With all the excitement in recent weeks about the release of the new Nikon mirrorless camera and its homage to the history of a great camera company, I thought I would take a moment to look back at the evolution of the Fujifilm X100 series into its current form and talk about why it still isn’t truly a mature camera.
Over the years, Fujifilm has taken the performance and ergonomics of their original X100 camera and refined it with each iteration. With Fuji’s newer technologies all finding their way into the camera, it has gone from being a well-styled one-trick-pony into a fully-fledged compact camera that really has no peers. The button layout and overall construction has been refined so much that aside from the general shape of the camera, it is hard to consider the previous models in the same line. The battery life has also been improved significantly (on my X100S, I would get well below the CIPA rating, but on the X100F, I’m getting far more). That being said, I feel that there are still significant improvements that could be made to make this an absolute winner.
As we will see, at least from my perspective, there are still some things that stop me from reaching for this camera when I walk out the door. They are small things that keep this as one of those cameras that gets in the way just enough to remind you that you’re using it. The X-T2 and X-H1 have come to a point where the camera is no longer noticeable and you can shoot all day without having to consider the tool. However, the X100F still has small quirks that get in the way of photography at times. They’re not deal-breakers and they won’t stop you from getting the shots you want most of the time, but they can be somewhat annoying as they tend to break my flow.
This little lens has fantastic image quality (albeit suffering from softness at close focusing distances) and is compact enough that you can still slip the whole camera into a jacket pocket.
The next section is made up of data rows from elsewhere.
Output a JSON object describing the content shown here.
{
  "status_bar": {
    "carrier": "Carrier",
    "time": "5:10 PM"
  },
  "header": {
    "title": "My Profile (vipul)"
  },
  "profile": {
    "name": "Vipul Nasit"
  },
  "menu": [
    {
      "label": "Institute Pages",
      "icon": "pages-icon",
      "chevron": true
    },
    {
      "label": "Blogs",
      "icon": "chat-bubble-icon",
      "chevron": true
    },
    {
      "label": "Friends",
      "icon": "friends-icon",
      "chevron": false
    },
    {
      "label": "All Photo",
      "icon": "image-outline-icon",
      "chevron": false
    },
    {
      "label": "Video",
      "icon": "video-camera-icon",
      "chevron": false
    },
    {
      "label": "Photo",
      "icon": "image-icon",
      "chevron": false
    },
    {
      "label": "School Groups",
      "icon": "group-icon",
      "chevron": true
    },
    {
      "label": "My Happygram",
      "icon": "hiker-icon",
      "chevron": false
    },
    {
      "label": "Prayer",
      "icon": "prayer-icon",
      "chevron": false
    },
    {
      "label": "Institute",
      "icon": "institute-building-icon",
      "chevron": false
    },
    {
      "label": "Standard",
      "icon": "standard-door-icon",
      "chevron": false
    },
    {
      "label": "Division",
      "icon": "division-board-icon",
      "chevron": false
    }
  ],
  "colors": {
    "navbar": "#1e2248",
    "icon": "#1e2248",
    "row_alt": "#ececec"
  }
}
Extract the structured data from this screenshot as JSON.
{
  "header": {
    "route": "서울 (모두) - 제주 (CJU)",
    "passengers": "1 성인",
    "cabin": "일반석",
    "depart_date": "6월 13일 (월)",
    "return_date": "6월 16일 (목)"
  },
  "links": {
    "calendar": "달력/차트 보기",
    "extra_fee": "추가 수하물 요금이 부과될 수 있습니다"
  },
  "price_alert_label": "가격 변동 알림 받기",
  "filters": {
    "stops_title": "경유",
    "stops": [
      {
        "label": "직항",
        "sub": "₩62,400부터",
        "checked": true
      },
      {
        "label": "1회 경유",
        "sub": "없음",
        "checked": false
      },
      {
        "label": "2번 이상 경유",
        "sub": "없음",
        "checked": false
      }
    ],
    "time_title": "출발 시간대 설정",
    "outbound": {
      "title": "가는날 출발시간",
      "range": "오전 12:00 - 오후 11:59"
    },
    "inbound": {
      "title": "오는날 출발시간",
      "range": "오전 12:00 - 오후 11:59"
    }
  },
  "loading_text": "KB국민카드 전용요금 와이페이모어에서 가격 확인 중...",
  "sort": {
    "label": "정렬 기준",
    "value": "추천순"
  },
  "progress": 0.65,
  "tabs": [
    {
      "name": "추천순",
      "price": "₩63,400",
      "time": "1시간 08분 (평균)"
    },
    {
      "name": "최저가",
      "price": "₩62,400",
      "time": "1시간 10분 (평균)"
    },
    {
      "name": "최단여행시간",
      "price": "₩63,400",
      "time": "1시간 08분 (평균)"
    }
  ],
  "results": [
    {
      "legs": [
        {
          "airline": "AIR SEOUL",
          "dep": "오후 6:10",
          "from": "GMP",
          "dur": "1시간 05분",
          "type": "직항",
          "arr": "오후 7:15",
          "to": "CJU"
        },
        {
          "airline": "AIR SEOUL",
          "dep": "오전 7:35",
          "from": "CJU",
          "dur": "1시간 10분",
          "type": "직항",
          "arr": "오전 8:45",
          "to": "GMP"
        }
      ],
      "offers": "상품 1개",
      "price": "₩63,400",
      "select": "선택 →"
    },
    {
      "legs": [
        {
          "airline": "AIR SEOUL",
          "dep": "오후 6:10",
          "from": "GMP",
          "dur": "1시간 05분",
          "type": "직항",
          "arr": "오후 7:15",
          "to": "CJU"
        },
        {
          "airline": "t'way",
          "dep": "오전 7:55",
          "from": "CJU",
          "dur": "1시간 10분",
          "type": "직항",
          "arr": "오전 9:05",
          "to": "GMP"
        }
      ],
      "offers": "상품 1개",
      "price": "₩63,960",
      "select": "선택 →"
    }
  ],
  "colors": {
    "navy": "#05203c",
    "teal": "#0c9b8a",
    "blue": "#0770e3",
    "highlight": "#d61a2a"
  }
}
With the new processor in the X100F, the focus has been sped up significantly and the lens can be forced not to refocus by holding the shutter button halfway down between shots. These are both great improvements as they were issues that made each iteration until now extremely frustrating at times. However, despite all the internal upgrades, the X100F still hunts for focus, even in good light. Fujifilm has made so many lenses now that do not suffer from this issue that it almost feels like they’re leaving this for the next model so we’ll keep upgrading. Honestly, I might!
For the life of me, I cannot figure out why Fujifilm still doesn't include a lens hood in the box. With the front element being so easy to leave a fingerprint on or knock and scratch, it seems like an absolute necessity for this camera and really shouldn't be an expensive accessory. I would love to see this in the box for future releases of the camera.
This, again, is dumbfounding. The X100 series bodies are supposed to be carry-around cameras for every situation, yet the dials and doors are not weather-sealed. Perhaps Fujifilm is worried that a slight increase in the camera’s size with the addition of weather seals would turn people away. Perhaps the added construction complexity would increase the price. Whatever the reason, it seems like something that should be a feature of a compact in this product category. I would not hesitate to upgrade for weather sealing. I’m sure there are many others who would love to stop hiding the camera under their shirt between shots in light rain as well!
The Leaf Shutter and Shutter Speeds
Still the single thing that truly trips me every time I use this camera is the minimum shutter speed variation. Because of the speed with which the leaf shutter can move, the full 1/4000 s shutter speed is not available when using the lens wide open. This is when it is most useful, and it cannot be used. It is extremely distracting when working with the camera to say the least. It's like having a variable aperture lens and having to be constantly aware of it and making decisions based on it. This stops the X100 series, including the X100F from getting out of the way and just being a tool. There must be a way to improve the shutter in a new lens, but if not, I have one more proposal for general photography.
Automatic Activation of the ND as an Option
If advancements in the shutter speed prove to be impossible at this time, having the option to automatically lower the ND filter when the shot will be overexposed would be a useful inclusion. A quick switch in the menu to have the camera drop the ND filter automatically whenever the shutter speed turns red or raise it when the shutter speed gets too low would save plenty of missed shots when the camera is pulled out for a quick photograph.
A Personal Note
I’d love to see a version of this series with a 35mm lens. Personally, 35mm is my most used focal length in the Fuji line, and I would love to walk around with a camera that had a low-profile, fixed 35mm lens. Sigma tried selling multiple bodies with fixed focal lengths, and it wasn’t their most successful series, but I think with the refinement of the X100 series, Fujifilm might find a market for a slightly longer focal length compact.
I know the X100 series is dear to many hearts and I may not be popular in offering criticism of it, albeit constructive. However, I do feel that these few things would take this series of cameras from being good to great. After all this refinement, there are only a few things left to do in my book before this becomes the perfect compact camera. What do our readers think? Do you own an X100 series camera? What do you love about it? What do you not? Are there any other improvements you feel could be made?